* Required action *
Of all the lines in this material, how many have the word "JSON"? Give only the number.

* Extracted information *
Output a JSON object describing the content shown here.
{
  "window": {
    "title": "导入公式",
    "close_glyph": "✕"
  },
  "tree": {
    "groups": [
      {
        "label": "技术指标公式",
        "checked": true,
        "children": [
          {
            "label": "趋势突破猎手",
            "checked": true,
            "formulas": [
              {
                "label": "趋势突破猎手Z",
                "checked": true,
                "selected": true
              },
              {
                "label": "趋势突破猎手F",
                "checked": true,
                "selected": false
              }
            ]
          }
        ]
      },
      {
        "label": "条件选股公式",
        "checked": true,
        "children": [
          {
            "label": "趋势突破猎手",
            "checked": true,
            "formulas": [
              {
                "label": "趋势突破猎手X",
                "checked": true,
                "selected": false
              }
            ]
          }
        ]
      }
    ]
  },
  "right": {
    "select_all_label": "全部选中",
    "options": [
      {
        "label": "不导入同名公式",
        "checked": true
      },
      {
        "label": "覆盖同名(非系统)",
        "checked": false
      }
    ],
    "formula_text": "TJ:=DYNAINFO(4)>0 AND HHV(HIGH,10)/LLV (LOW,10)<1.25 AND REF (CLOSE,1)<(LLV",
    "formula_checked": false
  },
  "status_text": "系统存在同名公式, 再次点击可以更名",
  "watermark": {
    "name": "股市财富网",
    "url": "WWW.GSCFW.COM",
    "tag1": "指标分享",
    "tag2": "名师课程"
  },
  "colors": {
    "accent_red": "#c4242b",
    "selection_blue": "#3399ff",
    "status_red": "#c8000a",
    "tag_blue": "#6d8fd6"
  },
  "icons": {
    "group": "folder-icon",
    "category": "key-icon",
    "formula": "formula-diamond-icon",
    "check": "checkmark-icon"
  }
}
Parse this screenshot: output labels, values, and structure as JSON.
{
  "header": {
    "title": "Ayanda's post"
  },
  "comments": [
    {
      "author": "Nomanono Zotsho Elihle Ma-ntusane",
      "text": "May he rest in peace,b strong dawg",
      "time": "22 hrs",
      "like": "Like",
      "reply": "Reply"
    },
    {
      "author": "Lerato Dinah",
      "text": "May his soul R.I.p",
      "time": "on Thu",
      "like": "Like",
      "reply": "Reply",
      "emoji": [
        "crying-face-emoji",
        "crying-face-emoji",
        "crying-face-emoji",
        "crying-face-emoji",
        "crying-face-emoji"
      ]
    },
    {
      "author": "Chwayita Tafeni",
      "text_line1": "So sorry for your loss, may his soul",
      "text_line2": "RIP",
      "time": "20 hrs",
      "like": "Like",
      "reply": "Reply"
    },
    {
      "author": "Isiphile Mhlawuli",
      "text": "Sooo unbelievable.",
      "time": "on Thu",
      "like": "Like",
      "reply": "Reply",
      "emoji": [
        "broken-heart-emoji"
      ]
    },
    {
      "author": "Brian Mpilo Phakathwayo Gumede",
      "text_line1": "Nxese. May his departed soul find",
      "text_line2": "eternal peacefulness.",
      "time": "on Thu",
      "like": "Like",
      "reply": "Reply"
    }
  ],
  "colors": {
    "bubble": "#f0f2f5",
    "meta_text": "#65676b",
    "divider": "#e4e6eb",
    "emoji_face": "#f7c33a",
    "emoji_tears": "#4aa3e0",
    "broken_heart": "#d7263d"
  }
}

* Solution to the exercise *
2